Block copolymers can be synthesized in an array of architectures and compositions to yield diverse chemical properties. The triblock copolymer Poloxamer 188 (P188), the family archetype, consisting of a hydrophobic poly(propylene oxide) core flanked by hydrophilic poly(ethylene oxide) chains, can stabilize cellular membranes during stress. However, little is known regarding the molecular basis of membrane interaction by copolymers in living organisms. By leveraging diblock architectural design, discrete end-group chemistry modifications can be tested. Here we show evidence of an anchor and chain mechanism of interaction wherein titrating poly(propylene oxide) block end group hydrophobicity directly dictates membrane interaction and stabilization. These findings, obtained in cells and animals in vivo, together with molecular dynamics simulations, provide new insights into copolymer-membrane interactions and establish the diblock copolymer molecular architecture as a valuable platform to inform copolymer-biological membrane interactions.

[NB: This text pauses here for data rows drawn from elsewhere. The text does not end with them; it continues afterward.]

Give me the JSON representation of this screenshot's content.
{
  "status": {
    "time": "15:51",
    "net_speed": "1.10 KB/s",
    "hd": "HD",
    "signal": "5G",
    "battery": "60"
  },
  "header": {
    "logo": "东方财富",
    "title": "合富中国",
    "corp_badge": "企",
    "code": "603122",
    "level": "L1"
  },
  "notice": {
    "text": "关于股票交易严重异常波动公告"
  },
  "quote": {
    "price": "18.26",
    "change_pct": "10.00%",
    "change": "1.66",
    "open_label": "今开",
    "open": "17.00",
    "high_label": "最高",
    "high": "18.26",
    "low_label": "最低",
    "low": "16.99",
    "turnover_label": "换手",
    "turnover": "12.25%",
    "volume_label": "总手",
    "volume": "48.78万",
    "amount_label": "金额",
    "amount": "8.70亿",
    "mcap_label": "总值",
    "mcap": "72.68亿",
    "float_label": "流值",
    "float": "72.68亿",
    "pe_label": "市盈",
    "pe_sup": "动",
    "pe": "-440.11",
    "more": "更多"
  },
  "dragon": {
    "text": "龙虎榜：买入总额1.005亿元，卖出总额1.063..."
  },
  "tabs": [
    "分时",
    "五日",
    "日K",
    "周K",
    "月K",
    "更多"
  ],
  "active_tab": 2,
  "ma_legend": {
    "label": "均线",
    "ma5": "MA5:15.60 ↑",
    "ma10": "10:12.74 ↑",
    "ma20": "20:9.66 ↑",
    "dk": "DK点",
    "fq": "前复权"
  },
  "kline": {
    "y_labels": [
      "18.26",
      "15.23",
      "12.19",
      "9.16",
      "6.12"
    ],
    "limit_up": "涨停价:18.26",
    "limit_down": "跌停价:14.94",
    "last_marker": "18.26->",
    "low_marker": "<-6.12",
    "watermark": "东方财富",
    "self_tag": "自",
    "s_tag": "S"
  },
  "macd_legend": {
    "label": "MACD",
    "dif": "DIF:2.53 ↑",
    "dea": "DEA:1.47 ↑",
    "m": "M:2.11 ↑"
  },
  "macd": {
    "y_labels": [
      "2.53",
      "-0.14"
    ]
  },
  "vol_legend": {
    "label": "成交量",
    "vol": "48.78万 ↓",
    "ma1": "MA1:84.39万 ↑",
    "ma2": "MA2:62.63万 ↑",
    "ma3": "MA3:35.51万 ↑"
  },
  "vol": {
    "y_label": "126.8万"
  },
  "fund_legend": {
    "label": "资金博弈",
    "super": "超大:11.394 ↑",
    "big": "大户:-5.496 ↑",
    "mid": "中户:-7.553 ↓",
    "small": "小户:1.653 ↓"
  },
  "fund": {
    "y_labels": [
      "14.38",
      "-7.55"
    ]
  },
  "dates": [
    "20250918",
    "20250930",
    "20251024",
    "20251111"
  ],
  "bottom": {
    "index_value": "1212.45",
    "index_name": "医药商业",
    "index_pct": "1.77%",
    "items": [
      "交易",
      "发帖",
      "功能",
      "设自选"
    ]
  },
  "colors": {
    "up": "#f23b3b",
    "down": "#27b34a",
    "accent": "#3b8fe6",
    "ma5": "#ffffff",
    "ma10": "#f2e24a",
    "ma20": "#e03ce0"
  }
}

These results have implications for membrane stabilizers in muscular dystrophy and for other biological applications involving damaged cell membranes.
Bibliographical noteFunding Information:
This work was supported by grants from National Institutes of Health (NIH grant HL122323), the Lillehei Heart Institute (to J.M.M.) American Heart Association predoctoral fellowship (to E.M.H.) the Muscular Dystrophy Association (to J.M.M.), and NIH P30 grant AR057220 (to D.A.L). The University of Minnesota Supercomputing Institute provided all the necessary computational resources for the MD simulations.
- Duchenne muscular dystrophy
- block copolymer
- materials science
- striated muscle